Your assignment
Each entry below has to be written out again exactly.

(The data begins)

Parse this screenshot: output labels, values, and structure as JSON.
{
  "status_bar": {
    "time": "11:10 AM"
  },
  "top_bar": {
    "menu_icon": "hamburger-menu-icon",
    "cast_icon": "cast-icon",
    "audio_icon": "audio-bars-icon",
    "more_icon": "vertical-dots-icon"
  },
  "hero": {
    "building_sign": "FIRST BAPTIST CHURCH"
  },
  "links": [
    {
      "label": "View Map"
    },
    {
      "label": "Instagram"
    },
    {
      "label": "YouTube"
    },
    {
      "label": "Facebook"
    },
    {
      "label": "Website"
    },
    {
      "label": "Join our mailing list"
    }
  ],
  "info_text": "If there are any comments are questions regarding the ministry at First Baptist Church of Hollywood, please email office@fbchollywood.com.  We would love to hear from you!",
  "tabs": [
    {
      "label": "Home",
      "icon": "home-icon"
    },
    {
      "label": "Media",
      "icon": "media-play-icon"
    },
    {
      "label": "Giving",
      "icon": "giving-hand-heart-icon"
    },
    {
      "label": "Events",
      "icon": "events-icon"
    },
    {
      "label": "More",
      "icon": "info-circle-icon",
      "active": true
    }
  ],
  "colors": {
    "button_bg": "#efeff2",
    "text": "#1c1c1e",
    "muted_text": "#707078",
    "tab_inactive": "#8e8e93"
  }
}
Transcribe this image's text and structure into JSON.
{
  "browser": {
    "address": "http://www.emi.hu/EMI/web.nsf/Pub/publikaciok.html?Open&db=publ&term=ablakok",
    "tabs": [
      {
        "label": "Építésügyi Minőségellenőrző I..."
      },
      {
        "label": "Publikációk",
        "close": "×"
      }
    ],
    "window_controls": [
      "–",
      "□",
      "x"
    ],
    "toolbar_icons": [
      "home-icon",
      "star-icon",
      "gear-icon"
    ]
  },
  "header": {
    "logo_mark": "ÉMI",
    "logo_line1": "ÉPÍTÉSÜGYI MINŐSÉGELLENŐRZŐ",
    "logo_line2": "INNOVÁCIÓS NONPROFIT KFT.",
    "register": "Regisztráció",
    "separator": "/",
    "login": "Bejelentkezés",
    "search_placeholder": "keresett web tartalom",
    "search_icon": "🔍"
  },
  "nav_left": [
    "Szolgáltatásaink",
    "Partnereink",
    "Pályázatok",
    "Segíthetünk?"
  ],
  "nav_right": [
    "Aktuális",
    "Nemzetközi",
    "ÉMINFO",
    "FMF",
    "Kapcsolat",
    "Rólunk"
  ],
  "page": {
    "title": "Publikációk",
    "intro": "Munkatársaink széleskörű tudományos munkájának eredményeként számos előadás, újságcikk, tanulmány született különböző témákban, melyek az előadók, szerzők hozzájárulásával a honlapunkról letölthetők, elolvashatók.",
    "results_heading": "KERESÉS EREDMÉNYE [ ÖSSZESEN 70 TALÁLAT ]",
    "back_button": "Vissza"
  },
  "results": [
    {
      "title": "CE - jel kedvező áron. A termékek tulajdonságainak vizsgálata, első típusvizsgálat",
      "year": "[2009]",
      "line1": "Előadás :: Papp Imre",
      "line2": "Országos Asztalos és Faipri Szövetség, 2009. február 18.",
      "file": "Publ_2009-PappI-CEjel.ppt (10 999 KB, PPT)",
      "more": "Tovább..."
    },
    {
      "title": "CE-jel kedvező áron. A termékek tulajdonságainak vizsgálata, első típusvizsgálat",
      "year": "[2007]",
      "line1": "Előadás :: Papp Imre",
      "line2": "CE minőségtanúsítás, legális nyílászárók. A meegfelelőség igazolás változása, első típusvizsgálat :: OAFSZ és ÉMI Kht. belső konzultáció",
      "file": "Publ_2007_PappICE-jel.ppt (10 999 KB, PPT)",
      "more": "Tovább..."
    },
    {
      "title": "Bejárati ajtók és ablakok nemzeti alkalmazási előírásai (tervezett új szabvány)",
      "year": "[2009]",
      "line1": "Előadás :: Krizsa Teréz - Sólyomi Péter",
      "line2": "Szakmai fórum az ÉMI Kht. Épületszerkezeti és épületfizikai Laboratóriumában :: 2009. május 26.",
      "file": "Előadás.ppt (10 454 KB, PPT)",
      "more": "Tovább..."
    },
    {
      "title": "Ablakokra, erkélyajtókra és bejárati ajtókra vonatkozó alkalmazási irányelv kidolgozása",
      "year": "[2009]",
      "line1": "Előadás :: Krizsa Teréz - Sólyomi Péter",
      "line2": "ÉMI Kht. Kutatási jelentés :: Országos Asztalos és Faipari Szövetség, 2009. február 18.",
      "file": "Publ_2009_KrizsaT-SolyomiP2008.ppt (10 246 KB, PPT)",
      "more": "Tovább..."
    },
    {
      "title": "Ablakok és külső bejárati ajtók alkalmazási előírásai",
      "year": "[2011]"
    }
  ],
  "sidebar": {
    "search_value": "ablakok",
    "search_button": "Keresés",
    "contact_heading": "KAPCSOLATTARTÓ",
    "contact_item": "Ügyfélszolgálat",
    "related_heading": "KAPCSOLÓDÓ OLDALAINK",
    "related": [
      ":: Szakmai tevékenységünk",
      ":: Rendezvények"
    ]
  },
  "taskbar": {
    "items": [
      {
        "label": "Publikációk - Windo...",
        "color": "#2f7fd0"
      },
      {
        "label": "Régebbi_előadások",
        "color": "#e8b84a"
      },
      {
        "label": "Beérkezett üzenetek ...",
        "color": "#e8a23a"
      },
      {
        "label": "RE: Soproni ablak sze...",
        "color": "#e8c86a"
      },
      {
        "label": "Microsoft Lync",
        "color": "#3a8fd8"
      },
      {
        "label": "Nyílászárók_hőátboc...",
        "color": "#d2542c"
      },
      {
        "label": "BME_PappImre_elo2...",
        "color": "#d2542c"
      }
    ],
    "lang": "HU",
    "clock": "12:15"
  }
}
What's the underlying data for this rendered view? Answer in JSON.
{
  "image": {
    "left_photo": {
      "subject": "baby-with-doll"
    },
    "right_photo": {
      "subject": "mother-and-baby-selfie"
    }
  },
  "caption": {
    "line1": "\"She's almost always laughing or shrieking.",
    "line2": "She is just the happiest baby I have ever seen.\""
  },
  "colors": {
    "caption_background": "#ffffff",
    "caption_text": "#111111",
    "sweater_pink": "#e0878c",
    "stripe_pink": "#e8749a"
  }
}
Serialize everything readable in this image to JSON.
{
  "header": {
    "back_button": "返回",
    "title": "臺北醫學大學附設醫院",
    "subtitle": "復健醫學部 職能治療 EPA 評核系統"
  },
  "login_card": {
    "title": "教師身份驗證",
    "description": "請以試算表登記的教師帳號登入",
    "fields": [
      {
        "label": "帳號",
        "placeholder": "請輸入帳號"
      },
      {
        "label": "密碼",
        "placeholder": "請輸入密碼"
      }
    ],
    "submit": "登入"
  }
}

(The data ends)

Answer below
Parse this screenshot: output labels, values, and structure as JSON.
{
  "status_bar": {
    "time": "11:10 AM"
  },
  "top_bar": {
    "menu_icon": "hamburger-menu-icon",
    "cast_icon": "cast-icon",
    "audio_icon": "audio-bars-icon",
    "more_icon": "vertical-dots-icon"
  },
  "hero": {
    "building_sign": "FIRST BAPTIST CHURCH"
  },
  "links": [
    {
      "label": "View Map"
    },
    {
      "label": "Instagram"
    },
    {
      "label": "YouTube"
    },
    {
      "label": "Facebook"
    },
    {
      "label": "Website"
    },
    {
      "label": "Join our mailing list"
    }
  ],
  "info_text": "If there are any comments are questions regarding the ministry at First Baptist Church of Hollywood, please email office@fbchollywood.com.  We would love to hear from you!",
  "tabs": [
    {
      "label": "Home",
      "icon": "home-icon"
    },
    {
      "label": "Media",
      "icon": "media-play-icon"
    },
    {
      "label": "Giving",
      "icon": "giving-hand-heart-icon"
    },
    {
      "label": "Events",
      "icon": "events-icon"
    },
    {
      "label": "More",
      "icon": "info-circle-icon",
      "active": true
    }
  ],
  "colors": {
    "button_bg": "#efeff2",
    "text": "#1c1c1e",
    "muted_text": "#707078",
    "tab_inactive": "#8e8e93"
  }
}
Transcribe this image's text and structure into JSON.
{
  "browser": {
    "address": "http://www.emi.hu/EMI/web.nsf/Pub/publikaciok.html?Open&db=publ&term=ablakok",
    "tabs": [
      {
        "label": "Építésügyi Minőségellenőrző I..."
      },
      {
        "label": "Publikációk",
        "close": "×"
      }
    ],
    "window_controls": [
      "–",
      "□",
      "x"
    ],
    "toolbar_icons": [
      "home-icon",
      "star-icon",
      "gear-icon"
    ]
  },
  "header": {
    "logo_mark": "ÉMI",
    "logo_line1": "ÉPÍTÉSÜGYI MINŐSÉGELLENŐRZŐ",
    "logo_line2": "INNOVÁCIÓS NONPROFIT KFT.",
    "register": "Regisztráció",
    "separator": "/",
    "login": "Bejelentkezés",
    "search_placeholder": "keresett web tartalom",
    "search_icon": "🔍"
  },
  "nav_left": [
    "Szolgáltatásaink",
    "Partnereink",
    "Pályázatok",
    "Segíthetünk?"
  ],
  "nav_right": [
    "Aktuális",
    "Nemzetközi",
    "ÉMINFO",
    "FMF",
    "Kapcsolat",
    "Rólunk"
  ],
  "page": {
    "title": "Publikációk",
    "intro": "Munkatársaink széleskörű tudományos munkájának eredményeként számos előadás, újságcikk, tanulmány született különböző témákban, melyek az előadók, szerzők hozzájárulásával a honlapunkról letölthetők, elolvashatók.",
    "results_heading": "KERESÉS EREDMÉNYE [ ÖSSZESEN 70 TALÁLAT ]",
    "back_button": "Vissza"
  },
  "results": [
    {
      "title": "CE - jel kedvező áron. A termékek tulajdonságainak vizsgálata, első típusvizsgálat",
      "year": "[2009]",
      "line1": "Előadás :: Papp Imre",
      "line2": "Országos Asztalos és Faipri Szövetség, 2009. február 18.",
      "file": "Publ_2009-PappI-CEjel.ppt (10 999 KB, PPT)",
      "more": "Tovább..."
    },
    {
      "title": "CE-jel kedvező áron. A termékek tulajdonságainak vizsgálata, első típusvizsgálat",
      "year": "[2007]",
      "line1": "Előadás :: Papp Imre",
      "line2": "CE minőségtanúsítás, legális nyílászárók. A meegfelelőség igazolás változása, első típusvizsgálat :: OAFSZ és ÉMI Kht. belső konzultáció",
      "file": "Publ_2007_PappICE-jel.ppt (10 999 KB, PPT)",
      "more": "Tovább..."
    },
    {
      "title": "Bejárati ajtók és ablakok nemzeti alkalmazási előírásai (tervezett új szabvány)",
      "year": "[2009]",
      "line1": "Előadás :: Krizsa Teréz - Sólyomi Péter",
      "line2": "Szakmai fórum az ÉMI Kht. Épületszerkezeti és épületfizikai Laboratóriumában :: 2009. május 26.",
      "file": "Előadás.ppt (10 454 KB, PPT)",
      "more": "Tovább..."
    },
    {
      "title": "Ablakokra, erkélyajtókra és bejárati ajtókra vonatkozó alkalmazási irányelv kidolgozása",
      "year": "[2009]",
      "line1": "Előadás :: Krizsa Teréz - Sólyomi Péter",
      "line2": "ÉMI Kht. Kutatási jelentés :: Országos Asztalos és Faipari Szövetség, 2009. február 18.",
      "file": "Publ_2009_KrizsaT-SolyomiP2008.ppt (10 246 KB, PPT)",
      "more": "Tovább..."
    },
    {
      "title": "Ablakok és külső bejárati ajtók alkalmazási előírásai",
      "year": "[2011]"
    }
  ],
  "sidebar": {
    "search_value": "ablakok",
    "search_button": "Keresés",
    "contact_heading": "KAPCSOLATTARTÓ",
    "contact_item": "Ügyfélszolgálat",
    "related_heading": "KAPCSOLÓDÓ OLDALAINK",
    "related": [
      ":: Szakmai tevékenységünk",
      ":: Rendezvények"
    ]
  },
  "taskbar": {
    "items": [
      {
        "label": "Publikációk - Windo...",
        "color": "#2f7fd0"
      },
      {
        "label": "Régebbi_előadások",
        "color": "#e8b84a"
      },
      {
        "label": "Beérkezett üzenetek ...",
        "color": "#e8a23a"
      },
      {
        "label": "RE: Soproni ablak sze...",
        "color": "#e8c86a"
      },
      {
        "label": "Microsoft Lync",
        "color": "#3a8fd8"
      },
      {
        "label": "Nyílászárók_hőátboc...",
        "color": "#d2542c"
      },
      {
        "label": "BME_PappImre_elo2...",
        "color": "#d2542c"
      }
    ],
    "lang": "HU",
    "clock": "12:15"
  }
}
What's the underlying data for this rendered view? Answer in JSON.
{
  "image": {
    "left_photo": {
      "subject": "baby-with-doll"
    },
    "right_photo": {
      "subject": "mother-and-baby-selfie"
    }
  },
  "caption": {
    "line1": "\"She's almost always laughing or shrieking.",
    "line2": "She is just the happiest baby I have ever seen.\""
  },
  "colors": {
    "caption_background": "#ffffff",
    "caption_text": "#111111",
    "sweater_pink": "#e0878c",
    "stripe_pink": "#e8749a"
  }
}
Serialize everything readable in this image to JSON.
{
  "header": {
    "back_button": "返回",
    "title": "臺北醫學大學附設醫院",
    "subtitle": "復健醫學部 職能治療 EPA 評核系統"
  },
  "login_card": {
    "title": "教師身份驗證",
    "description": "請以試算表登記的教師帳號登入",
    "fields": [
      {
        "label": "帳號",
        "placeholder": "請輸入帳號"
      },
      {
        "label": "密碼",
        "placeholder": "請輸入密碼"
      }
    ],
    "submit": "登入"
  }
}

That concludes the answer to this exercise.